WORK REQUIRED -
The entries are to be output once more, word for word.
*** Opening of RECORD EXCERPTS ***
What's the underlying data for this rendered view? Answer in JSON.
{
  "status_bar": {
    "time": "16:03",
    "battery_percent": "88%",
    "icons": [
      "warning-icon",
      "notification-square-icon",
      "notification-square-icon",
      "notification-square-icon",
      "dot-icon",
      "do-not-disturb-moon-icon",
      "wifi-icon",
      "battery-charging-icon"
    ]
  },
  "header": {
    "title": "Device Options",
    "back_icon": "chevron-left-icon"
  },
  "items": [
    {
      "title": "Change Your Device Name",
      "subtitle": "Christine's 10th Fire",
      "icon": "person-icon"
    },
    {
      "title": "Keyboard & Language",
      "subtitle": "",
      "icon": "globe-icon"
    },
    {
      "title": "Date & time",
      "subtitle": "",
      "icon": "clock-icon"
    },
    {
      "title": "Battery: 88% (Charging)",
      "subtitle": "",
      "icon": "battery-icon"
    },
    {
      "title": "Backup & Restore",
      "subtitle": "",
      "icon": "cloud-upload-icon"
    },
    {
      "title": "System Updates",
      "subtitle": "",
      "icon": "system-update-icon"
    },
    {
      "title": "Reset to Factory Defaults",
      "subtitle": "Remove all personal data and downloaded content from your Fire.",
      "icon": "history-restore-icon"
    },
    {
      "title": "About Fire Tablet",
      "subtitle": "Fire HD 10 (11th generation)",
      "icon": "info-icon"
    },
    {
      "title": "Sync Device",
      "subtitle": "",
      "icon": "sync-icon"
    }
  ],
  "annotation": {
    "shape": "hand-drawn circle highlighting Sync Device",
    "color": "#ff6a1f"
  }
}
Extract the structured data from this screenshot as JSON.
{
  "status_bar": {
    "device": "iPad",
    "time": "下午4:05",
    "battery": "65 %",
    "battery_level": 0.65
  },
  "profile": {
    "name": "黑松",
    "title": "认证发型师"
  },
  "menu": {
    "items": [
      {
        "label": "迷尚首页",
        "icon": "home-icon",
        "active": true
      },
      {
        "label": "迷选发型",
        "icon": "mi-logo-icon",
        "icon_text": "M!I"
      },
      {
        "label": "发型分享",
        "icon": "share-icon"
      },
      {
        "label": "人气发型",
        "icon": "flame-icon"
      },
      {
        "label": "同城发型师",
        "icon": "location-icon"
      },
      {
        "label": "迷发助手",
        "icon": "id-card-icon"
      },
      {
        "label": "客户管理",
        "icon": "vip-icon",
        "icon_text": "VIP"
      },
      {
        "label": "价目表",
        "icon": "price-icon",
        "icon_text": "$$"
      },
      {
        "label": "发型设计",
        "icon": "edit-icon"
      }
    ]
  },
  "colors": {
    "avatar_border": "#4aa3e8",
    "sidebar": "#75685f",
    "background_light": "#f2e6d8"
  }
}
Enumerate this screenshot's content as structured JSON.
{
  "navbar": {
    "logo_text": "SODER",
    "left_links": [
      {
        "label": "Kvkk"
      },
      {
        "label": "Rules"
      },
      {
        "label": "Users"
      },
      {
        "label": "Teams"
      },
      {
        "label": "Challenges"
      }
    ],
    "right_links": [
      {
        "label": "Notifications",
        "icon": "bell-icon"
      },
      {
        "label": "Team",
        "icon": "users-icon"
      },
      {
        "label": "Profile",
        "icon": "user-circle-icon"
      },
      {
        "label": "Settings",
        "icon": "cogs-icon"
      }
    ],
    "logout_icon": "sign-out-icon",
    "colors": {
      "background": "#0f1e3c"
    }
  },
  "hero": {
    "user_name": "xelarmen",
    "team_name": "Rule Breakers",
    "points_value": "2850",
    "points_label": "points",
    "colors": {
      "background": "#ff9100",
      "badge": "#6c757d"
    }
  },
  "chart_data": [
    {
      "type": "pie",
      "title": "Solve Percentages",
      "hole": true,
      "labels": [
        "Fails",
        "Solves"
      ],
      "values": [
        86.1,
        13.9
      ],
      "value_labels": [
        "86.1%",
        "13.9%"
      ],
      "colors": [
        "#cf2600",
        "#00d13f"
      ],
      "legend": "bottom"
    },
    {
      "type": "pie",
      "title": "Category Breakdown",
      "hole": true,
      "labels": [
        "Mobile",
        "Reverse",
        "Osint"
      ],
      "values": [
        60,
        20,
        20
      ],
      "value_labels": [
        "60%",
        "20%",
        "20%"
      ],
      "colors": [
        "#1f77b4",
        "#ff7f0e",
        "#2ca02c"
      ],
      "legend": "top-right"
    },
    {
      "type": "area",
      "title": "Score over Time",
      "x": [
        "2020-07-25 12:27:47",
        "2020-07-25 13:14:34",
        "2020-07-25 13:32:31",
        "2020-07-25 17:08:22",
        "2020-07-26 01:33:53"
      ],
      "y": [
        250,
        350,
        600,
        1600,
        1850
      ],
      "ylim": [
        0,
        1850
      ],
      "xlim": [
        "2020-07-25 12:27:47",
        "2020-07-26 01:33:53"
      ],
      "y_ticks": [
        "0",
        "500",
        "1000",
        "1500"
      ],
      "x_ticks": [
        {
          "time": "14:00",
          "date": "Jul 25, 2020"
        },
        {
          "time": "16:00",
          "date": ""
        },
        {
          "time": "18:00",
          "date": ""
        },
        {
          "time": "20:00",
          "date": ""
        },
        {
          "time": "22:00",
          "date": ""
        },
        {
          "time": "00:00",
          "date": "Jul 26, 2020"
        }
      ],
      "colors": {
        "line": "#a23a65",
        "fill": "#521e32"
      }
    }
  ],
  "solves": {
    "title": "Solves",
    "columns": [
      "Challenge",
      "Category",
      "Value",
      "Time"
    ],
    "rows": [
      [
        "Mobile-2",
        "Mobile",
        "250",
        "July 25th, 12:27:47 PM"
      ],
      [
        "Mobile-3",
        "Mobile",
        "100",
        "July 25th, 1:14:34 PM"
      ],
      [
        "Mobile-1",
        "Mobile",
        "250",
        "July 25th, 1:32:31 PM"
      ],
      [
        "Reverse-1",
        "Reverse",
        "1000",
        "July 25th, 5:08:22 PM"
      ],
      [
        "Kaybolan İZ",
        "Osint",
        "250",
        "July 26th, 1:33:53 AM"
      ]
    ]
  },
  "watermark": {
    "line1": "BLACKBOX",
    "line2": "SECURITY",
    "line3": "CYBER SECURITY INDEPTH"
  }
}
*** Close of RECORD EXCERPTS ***
ANSWER TO THIS EXERCISE -
What's the underlying data for this rendered view? Answer in JSON.
{
  "status_bar": {
    "time": "16:03",
    "battery_percent": "88%",
    "icons": [
      "warning-icon",
      "notification-square-icon",
      "notification-square-icon",
      "notification-square-icon",
      "dot-icon",
      "do-not-disturb-moon-icon",
      "wifi-icon",
      "battery-charging-icon"
    ]
  },
  "header": {
    "title": "Device Options",
    "back_icon": "chevron-left-icon"
  },
  "items": [
    {
      "title": "Change Your Device Name",
      "subtitle": "Christine's 10th Fire",
      "icon": "person-icon"
    },
    {
      "title": "Keyboard & Language",
      "subtitle": "",
      "icon": "globe-icon"
    },
    {
      "title": "Date & time",
      "subtitle": "",
      "icon": "clock-icon"
    },
    {
      "title": "Battery: 88% (Charging)",
      "subtitle": "",
      "icon": "battery-icon"
    },
    {
      "title": "Backup & Restore",
      "subtitle": "",
      "icon": "cloud-upload-icon"
    },
    {
      "title": "System Updates",
      "subtitle": "",
      "icon": "system-update-icon"
    },
    {
      "title": "Reset to Factory Defaults",
      "subtitle": "Remove all personal data and downloaded content from your Fire.",
      "icon": "history-restore-icon"
    },
    {
      "title": "About Fire Tablet",
      "subtitle": "Fire HD 10 (11th generation)",
      "icon": "info-icon"
    },
    {
      "title": "Sync Device",
      "subtitle": "",
      "icon": "sync-icon"
    }
  ],
  "annotation": {
    "shape": "hand-drawn circle highlighting Sync Device",
    "color": "#ff6a1f"
  }
}
Extract the structured data from this screenshot as JSON.
{
  "status_bar": {
    "device": "iPad",
    "time": "下午4:05",
    "battery": "65 %",
    "battery_level": 0.65
  },
  "profile": {
    "name": "黑松",
    "title": "认证发型师"
  },
  "menu": {
    "items": [
      {
        "label": "迷尚首页",
        "icon": "home-icon",
        "active": true
      },
      {
        "label": "迷选发型",
        "icon": "mi-logo-icon",
        "icon_text": "M!I"
      },
      {
        "label": "发型分享",
        "icon": "share-icon"
      },
      {
        "label": "人气发型",
        "icon": "flame-icon"
      },
      {
        "label": "同城发型师",
        "icon": "location-icon"
      },
      {
        "label": "迷发助手",
        "icon": "id-card-icon"
      },
      {
        "label": "客户管理",
        "icon": "vip-icon",
        "icon_text": "VIP"
      },
      {
        "label": "价目表",
        "icon": "price-icon",
        "icon_text": "$$"
      },
      {
        "label": "发型设计",
        "icon": "edit-icon"
      }
    ]
  },
  "colors": {
    "avatar_border": "#4aa3e8",
    "sidebar": "#75685f",
    "background_light": "#f2e6d8"
  }
}
Enumerate this screenshot's content as structured JSON.
{
  "navbar": {
    "logo_text": "SODER",
    "left_links": [
      {
        "label": "Kvkk"
      },
      {
        "label": "Rules"
      },
      {
        "label": "Users"
      },
      {
        "label": "Teams"
      },
      {
        "label": "Challenges"
      }
    ],
    "right_links": [
      {
        "label": "Notifications",
        "icon": "bell-icon"
      },
      {
        "label": "Team",
        "icon": "users-icon"
      },
      {
        "label": "Profile",
        "icon": "user-circle-icon"
      },
      {
        "label": "Settings",
        "icon": "cogs-icon"
      }
    ],
    "logout_icon": "sign-out-icon",
    "colors": {
      "background": "#0f1e3c"
    }
  },
  "hero": {
    "user_name": "xelarmen",
    "team_name": "Rule Breakers",
    "points_value": "2850",
    "points_label": "points",
    "colors": {
      "background": "#ff9100",
      "badge": "#6c757d"
    }
  },
  "chart_data": [
    {
      "type": "pie",
      "title": "Solve Percentages",
      "hole": true,
      "labels": [
        "Fails",
        "Solves"
      ],
      "values": [
        86.1,
        13.9
      ],
      "value_labels": [
        "86.1%",
        "13.9%"
      ],
      "colors": [
        "#cf2600",
        "#00d13f"
      ],
      "legend": "bottom"
    },
    {
      "type": "pie",
      "title": "Category Breakdown",
      "hole": true,
      "labels": [
        "Mobile",
        "Reverse",
        "Osint"
      ],
      "values": [
        60,
        20,
        20
      ],
      "value_labels": [
        "60%",
        "20%",
        "20%"
      ],
      "colors": [
        "#1f77b4",
        "#ff7f0e",
        "#2ca02c"
      ],
      "legend": "top-right"
    },
    {
      "type": "area",
      "title": "Score over Time",
      "x": [
        "2020-07-25 12:27:47",
        "2020-07-25 13:14:34",
        "2020-07-25 13:32:31",
        "2020-07-25 17:08:22",
        "2020-07-26 01:33:53"
      ],
      "y": [
        250,
        350,
        600,
        1600,
        1850
      ],
      "ylim": [
        0,
        1850
      ],
      "xlim": [
        "2020-07-25 12:27:47",
        "2020-07-26 01:33:53"
      ],
      "y_ticks": [
        "0",
        "500",
        "1000",
        "1500"
      ],
      "x_ticks": [
        {
          "time": "14:00",
          "date": "Jul 25, 2020"
        },
        {
          "time": "16:00",
          "date": ""
        },
        {
          "time": "18:00",
          "date": ""
        },
        {
          "time": "20:00",
          "date": ""
        },
        {
          "time": "22:00",
          "date": ""
        },
        {
          "time": "00:00",
          "date": "Jul 26, 2020"
        }
      ],
      "colors": {
        "line": "#a23a65",
        "fill": "#521e32"
      }
    }
  ],
  "solves": {
    "title": "Solves",
    "columns": [
      "Challenge",
      "Category",
      "Value",
      "Time"
    ],
    "rows": [
      [
        "Mobile-2",
        "Mobile",
        "250",
        "July 25th, 12:27:47 PM"
      ],
      [
        "Mobile-3",
        "Mobile",
        "100",
        "July 25th, 1:14:34 PM"
      ],
      [
        "Mobile-1",
        "Mobile",
        "250",
        "July 25th, 1:32:31 PM"
      ],
      [
        "Reverse-1",
        "Reverse",
        "1000",
        "July 25th, 5:08:22 PM"
      ],
      [
        "Kaybolan İZ",
        "Osint",
        "250",
        "July 26th, 1:33:53 AM"
      ]
    ]
  },
  "watermark": {
    "line1": "BLACKBOX",
    "line2": "SECURITY",
    "line3": "CYBER SECURITY INDEPTH"
  }
}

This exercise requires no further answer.